>>
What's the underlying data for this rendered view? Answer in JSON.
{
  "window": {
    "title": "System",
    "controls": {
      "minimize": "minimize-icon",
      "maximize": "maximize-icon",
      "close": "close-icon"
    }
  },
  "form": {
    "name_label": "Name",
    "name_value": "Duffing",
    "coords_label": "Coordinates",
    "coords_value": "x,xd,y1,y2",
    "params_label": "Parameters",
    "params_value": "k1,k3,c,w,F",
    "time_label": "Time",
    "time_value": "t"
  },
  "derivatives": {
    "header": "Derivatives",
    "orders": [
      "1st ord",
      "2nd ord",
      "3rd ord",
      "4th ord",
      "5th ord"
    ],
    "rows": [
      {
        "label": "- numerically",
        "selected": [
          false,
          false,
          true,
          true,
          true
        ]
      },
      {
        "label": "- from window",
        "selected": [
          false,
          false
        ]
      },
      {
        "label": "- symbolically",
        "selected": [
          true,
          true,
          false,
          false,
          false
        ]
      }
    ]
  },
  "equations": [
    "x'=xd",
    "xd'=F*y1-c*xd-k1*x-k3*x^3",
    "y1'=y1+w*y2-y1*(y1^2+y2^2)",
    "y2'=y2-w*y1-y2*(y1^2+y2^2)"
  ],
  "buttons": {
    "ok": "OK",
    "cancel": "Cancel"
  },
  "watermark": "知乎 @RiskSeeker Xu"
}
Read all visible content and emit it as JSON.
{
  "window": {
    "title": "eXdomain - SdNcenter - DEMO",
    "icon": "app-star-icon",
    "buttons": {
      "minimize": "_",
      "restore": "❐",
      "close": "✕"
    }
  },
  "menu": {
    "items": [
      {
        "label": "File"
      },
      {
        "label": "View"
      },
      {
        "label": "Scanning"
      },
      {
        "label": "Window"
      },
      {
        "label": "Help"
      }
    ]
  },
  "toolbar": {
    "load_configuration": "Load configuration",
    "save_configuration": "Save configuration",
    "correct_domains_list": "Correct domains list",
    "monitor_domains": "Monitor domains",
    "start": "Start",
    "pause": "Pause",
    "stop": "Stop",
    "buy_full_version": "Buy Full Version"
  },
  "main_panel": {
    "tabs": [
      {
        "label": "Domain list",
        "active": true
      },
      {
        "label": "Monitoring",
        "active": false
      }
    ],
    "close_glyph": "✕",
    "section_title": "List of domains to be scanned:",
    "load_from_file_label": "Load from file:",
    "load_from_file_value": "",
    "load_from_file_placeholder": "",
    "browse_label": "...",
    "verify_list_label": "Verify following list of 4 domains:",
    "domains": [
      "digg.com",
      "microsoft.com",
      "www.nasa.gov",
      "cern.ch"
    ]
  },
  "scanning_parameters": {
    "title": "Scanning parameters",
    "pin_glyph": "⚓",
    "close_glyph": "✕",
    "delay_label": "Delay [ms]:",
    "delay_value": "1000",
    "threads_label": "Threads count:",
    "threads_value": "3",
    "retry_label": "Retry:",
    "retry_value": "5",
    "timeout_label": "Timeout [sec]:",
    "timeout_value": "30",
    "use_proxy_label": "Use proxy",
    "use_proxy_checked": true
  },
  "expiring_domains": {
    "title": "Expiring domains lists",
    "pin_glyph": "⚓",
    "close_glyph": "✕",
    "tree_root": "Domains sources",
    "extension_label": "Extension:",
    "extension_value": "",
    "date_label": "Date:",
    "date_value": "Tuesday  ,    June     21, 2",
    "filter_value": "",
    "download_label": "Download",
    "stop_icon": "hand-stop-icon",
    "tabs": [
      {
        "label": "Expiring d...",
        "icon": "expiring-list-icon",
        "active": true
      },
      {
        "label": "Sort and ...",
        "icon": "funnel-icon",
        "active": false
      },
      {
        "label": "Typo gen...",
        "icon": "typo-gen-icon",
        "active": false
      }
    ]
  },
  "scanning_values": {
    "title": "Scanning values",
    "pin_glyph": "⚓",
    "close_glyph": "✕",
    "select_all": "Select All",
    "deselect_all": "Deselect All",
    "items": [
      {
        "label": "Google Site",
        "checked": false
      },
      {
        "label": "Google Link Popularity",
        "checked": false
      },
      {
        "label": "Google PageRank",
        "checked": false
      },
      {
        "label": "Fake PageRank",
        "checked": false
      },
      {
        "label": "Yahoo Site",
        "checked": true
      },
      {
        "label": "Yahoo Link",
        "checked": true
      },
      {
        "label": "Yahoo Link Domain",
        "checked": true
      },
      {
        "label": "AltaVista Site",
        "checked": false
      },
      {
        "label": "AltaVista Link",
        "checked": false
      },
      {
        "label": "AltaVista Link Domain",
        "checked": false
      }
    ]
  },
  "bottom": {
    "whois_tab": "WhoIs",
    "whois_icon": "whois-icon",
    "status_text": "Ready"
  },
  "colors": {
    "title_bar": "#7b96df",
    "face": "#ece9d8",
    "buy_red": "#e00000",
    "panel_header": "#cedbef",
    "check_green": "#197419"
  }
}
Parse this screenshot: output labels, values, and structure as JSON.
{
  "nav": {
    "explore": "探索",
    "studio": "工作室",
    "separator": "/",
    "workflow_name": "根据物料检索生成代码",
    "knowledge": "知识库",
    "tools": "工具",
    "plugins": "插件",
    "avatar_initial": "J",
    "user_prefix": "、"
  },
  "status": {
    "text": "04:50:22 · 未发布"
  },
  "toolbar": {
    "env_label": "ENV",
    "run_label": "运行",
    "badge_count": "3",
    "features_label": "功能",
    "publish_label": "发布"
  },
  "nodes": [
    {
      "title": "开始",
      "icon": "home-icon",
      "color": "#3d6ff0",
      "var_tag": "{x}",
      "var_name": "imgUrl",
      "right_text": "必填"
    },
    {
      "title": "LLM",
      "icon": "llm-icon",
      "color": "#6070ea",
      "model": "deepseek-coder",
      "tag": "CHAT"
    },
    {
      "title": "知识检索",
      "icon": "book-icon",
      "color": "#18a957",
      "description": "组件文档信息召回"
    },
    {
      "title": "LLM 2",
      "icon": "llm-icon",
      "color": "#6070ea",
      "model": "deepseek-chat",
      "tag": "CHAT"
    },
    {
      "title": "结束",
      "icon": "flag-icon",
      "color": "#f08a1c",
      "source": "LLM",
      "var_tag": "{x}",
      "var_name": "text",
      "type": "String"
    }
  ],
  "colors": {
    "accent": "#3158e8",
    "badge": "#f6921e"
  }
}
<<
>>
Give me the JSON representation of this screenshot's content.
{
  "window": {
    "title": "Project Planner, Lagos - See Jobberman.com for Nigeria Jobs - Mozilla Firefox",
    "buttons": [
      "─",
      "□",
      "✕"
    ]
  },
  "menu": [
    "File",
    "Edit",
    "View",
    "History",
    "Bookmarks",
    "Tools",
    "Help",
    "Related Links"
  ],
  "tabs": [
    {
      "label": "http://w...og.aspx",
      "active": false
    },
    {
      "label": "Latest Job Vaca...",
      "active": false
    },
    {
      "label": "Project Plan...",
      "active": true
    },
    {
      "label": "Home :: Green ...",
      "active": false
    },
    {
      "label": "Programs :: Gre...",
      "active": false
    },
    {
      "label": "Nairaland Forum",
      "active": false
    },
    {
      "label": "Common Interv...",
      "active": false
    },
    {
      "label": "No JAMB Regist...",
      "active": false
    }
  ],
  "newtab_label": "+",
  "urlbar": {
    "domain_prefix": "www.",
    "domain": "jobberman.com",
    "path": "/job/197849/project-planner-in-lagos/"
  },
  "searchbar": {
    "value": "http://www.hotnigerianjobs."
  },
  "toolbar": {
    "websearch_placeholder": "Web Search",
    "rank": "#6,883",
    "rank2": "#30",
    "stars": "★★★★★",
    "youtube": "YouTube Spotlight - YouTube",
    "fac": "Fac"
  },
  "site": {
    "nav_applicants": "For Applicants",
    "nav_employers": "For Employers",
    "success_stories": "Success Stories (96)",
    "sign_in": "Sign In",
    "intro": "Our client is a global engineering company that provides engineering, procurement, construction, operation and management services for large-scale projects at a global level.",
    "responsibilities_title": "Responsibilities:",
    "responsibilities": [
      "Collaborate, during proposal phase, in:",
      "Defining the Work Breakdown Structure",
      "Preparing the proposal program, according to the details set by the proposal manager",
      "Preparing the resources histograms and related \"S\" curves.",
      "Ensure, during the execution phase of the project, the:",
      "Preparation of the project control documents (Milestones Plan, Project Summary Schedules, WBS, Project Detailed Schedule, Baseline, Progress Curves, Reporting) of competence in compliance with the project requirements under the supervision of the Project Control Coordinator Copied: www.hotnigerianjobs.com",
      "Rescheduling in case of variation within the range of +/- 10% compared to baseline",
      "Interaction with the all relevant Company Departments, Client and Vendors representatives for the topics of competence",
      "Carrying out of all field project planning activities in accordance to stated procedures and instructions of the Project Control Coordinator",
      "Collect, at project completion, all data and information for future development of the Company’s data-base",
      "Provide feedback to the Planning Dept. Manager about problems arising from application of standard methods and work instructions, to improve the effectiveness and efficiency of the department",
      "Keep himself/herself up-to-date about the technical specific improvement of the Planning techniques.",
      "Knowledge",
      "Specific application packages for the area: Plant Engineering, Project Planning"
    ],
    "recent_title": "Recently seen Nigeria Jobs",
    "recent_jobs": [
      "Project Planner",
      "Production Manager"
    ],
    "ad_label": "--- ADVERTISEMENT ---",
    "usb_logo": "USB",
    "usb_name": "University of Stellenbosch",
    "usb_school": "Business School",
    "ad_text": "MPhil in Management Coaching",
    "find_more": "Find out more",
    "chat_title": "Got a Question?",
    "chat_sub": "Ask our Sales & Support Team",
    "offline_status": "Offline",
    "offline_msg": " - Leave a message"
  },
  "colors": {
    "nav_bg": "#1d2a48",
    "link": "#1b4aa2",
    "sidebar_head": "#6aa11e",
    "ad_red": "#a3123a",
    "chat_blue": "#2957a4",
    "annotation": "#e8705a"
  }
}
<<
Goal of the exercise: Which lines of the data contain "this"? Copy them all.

Solved exercise:
What's the underlying data for this rendered view? Answer in JSON.
Parse this screenshot: output labels, values, and structure as JSON.
Give me the JSON representation of this screenshot's content.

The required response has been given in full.